- WHAT IS EXPECTED -
In the data below, which lines contain "this"? List them by copying each one.
── DATA PROVIDED
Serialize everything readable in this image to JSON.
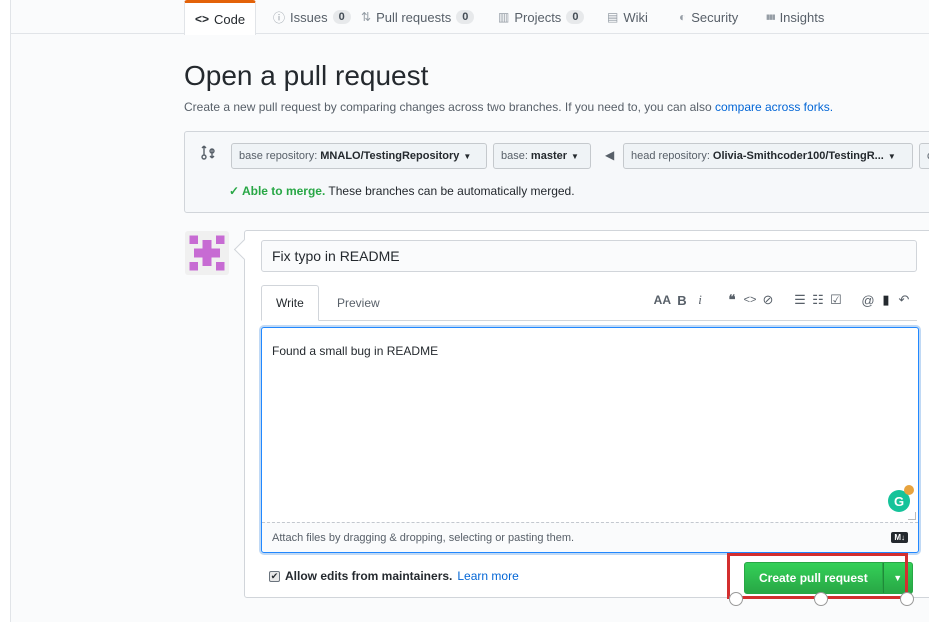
{
  "tabs": [
    {
      "label": "Code",
      "icon": "code-icon",
      "glyph": "<>",
      "selected": true
    },
    {
      "label": "Issues",
      "icon": "issue-icon",
      "glyph": "ⓘ",
      "count": "0"
    },
    {
      "label": "Pull requests",
      "icon": "pull-request-icon",
      "glyph": "⇅",
      "count": "0"
    },
    {
      "label": "Projects",
      "icon": "project-icon",
      "glyph": "▥",
      "count": "0"
    },
    {
      "label": "Wiki",
      "icon": "book-icon",
      "glyph": "▤"
    },
    {
      "label": "Security",
      "icon": "shield-icon",
      "glyph": "◐"
    },
    {
      "label": "Insights",
      "icon": "graph-icon",
      "glyph": "▮▮▮"
    }
  ],
  "page": {
    "title": "Open a pull request",
    "subtitle": "Create a new pull request by comparing changes across two branches. If you need to, you can also",
    "subtitle_link": "compare across forks."
  },
  "range": {
    "base_repo_label": "base repository:",
    "base_repo_value": "MNALO/TestingRepository",
    "base_label": "base:",
    "base_value": "master",
    "head_repo_label": "head repository:",
    "head_repo_value": "Olivia-Smithcoder100/TestingR...",
    "compare_partial": "c",
    "merge_ok": "✓ Able to merge.",
    "merge_text": "These branches can be automatically merged."
  },
  "form": {
    "title_value": "Fix typo in README",
    "tab_write": "Write",
    "tab_preview": "Preview",
    "toolbar": [
      "AA",
      "B",
      "i",
      "❝",
      "<>",
      "⊘",
      "☰",
      "☷",
      "☑",
      "@",
      "▮",
      "↶"
    ],
    "body_value": "Found a small bug in README",
    "attach_text": "Attach files by dragging & dropping, selecting or pasting them.",
    "markdown_badge": "M↓",
    "maintainers_check": "✔",
    "maintainers_label": "Allow edits from maintainers.",
    "learn_more": "Learn more",
    "create_button": "Create pull request",
    "create_caret": "▼"
  },
  "colors": {
    "accent_tab": "#e36209",
    "primary_green": "#28a745",
    "link_blue": "#0366d6",
    "annotation_red": "#d32f2f"
  }
}
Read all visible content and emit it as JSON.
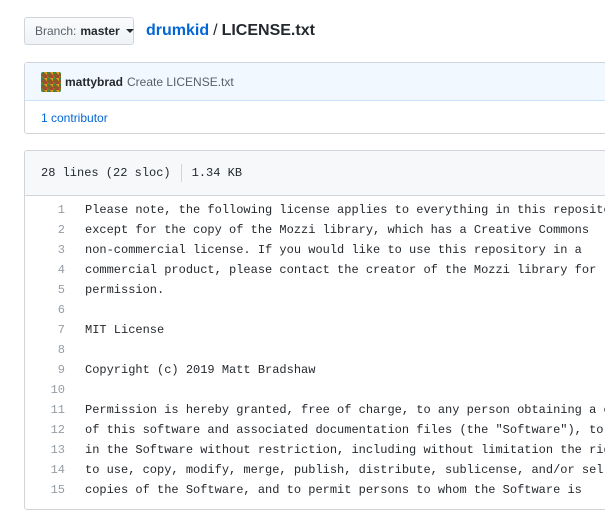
{
  "branch": {
    "label": "Branch:",
    "value": "master"
  },
  "breadcrumb": {
    "repo": "drumkid",
    "separator": "/",
    "file": "LICENSE.txt"
  },
  "commit": {
    "author": "mattybrad",
    "message": "Create LICENSE.txt",
    "contributors": "1 contributor"
  },
  "file": {
    "lines_info": "28 lines (22 sloc)",
    "size": "1.34 KB",
    "lines": [
      {
        "num": "1",
        "text": "Please note, the following license applies to everything in this repository"
      },
      {
        "num": "2",
        "text": "except for the copy of the Mozzi library, which has a Creative Commons"
      },
      {
        "num": "3",
        "text": "non-commercial license. If you would like to use this repository in a"
      },
      {
        "num": "4",
        "text": "commercial product, please contact the creator of the Mozzi library for"
      },
      {
        "num": "5",
        "text": "permission."
      },
      {
        "num": "6",
        "text": ""
      },
      {
        "num": "7",
        "text": "MIT License"
      },
      {
        "num": "8",
        "text": ""
      },
      {
        "num": "9",
        "text": "Copyright (c) 2019 Matt Bradshaw"
      },
      {
        "num": "10",
        "text": ""
      },
      {
        "num": "11",
        "text": "Permission is hereby granted, free of charge, to any person obtaining a copy"
      },
      {
        "num": "12",
        "text": "of this software and associated documentation files (the \"Software\"), to deal"
      },
      {
        "num": "13",
        "text": "in the Software without restriction, including without limitation the rights"
      },
      {
        "num": "14",
        "text": "to use, copy, modify, merge, publish, distribute, sublicense, and/or sell"
      },
      {
        "num": "15",
        "text": "copies of the Software, and to permit persons to whom the Software is"
      }
    ]
  }
}
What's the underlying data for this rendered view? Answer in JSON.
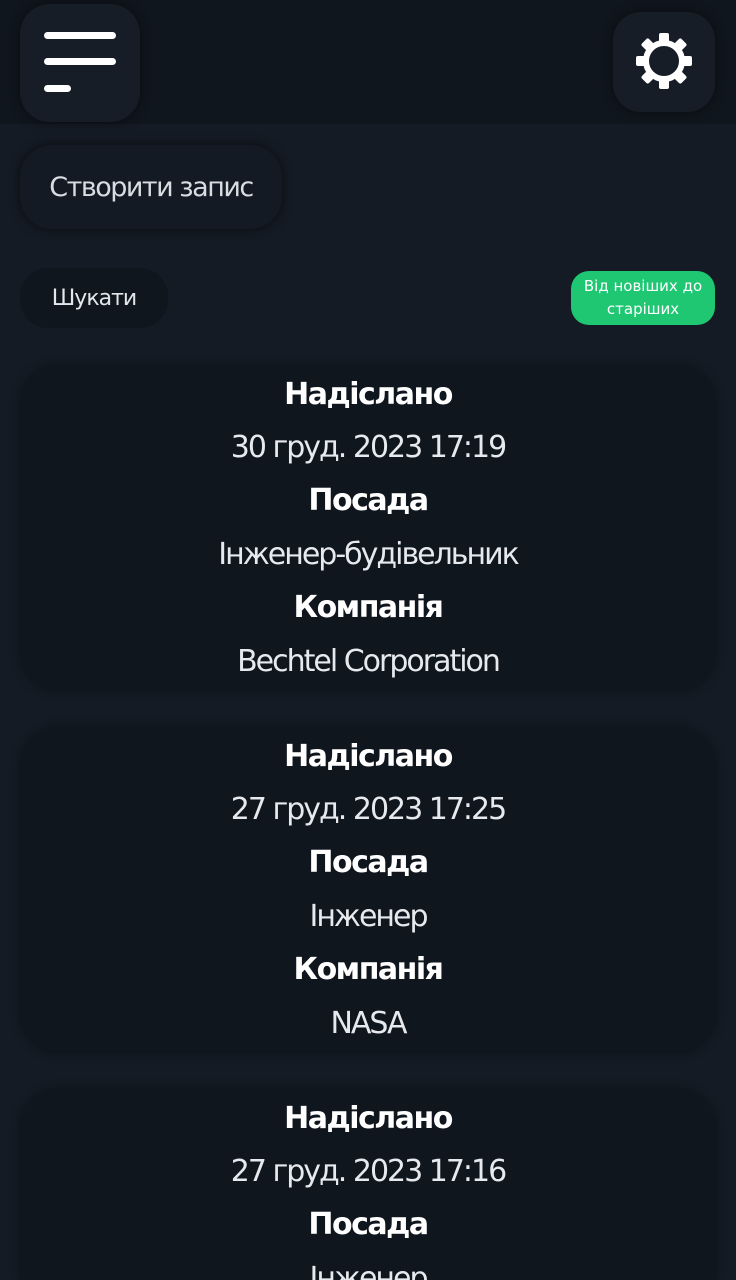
{
  "header": {
    "menu_icon": "hamburger-menu-icon",
    "settings_icon": "gear-icon"
  },
  "actions": {
    "create_label": "Створити запис",
    "search_label": "Шукати",
    "sort_label": "Від новіших до старіших"
  },
  "colors": {
    "background": "#141b24",
    "card": "#10161e",
    "accent": "#1fc773"
  },
  "records": [
    {
      "sent_label": "Надіслано",
      "sent_value": "30 груд. 2023 17:19",
      "position_label": "Посада",
      "position_value": "Інженер-будівельник",
      "company_label": "Компанія",
      "company_value": "Bechtel Corporation"
    },
    {
      "sent_label": "Надіслано",
      "sent_value": "27 груд. 2023 17:25",
      "position_label": "Посада",
      "position_value": "Інженер",
      "company_label": "Компанія",
      "company_value": "NASA"
    },
    {
      "sent_label": "Надіслано",
      "sent_value": "27 груд. 2023 17:16",
      "position_label": "Посада",
      "position_value": "Інженер",
      "company_label": "",
      "company_value": ""
    }
  ]
}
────
- EXPECTED ANSWER -
Serialize everything readable in this image to JSON.
        "text": "Please note, the following license applies to everything in this repository"
        "text": "non-commercial license. If you would like to use this repository in a"
        "text": "of this software and associated documentation files (the \"Software\"), to deal"
What's the underlying data for this rendered view? Answer in JSON.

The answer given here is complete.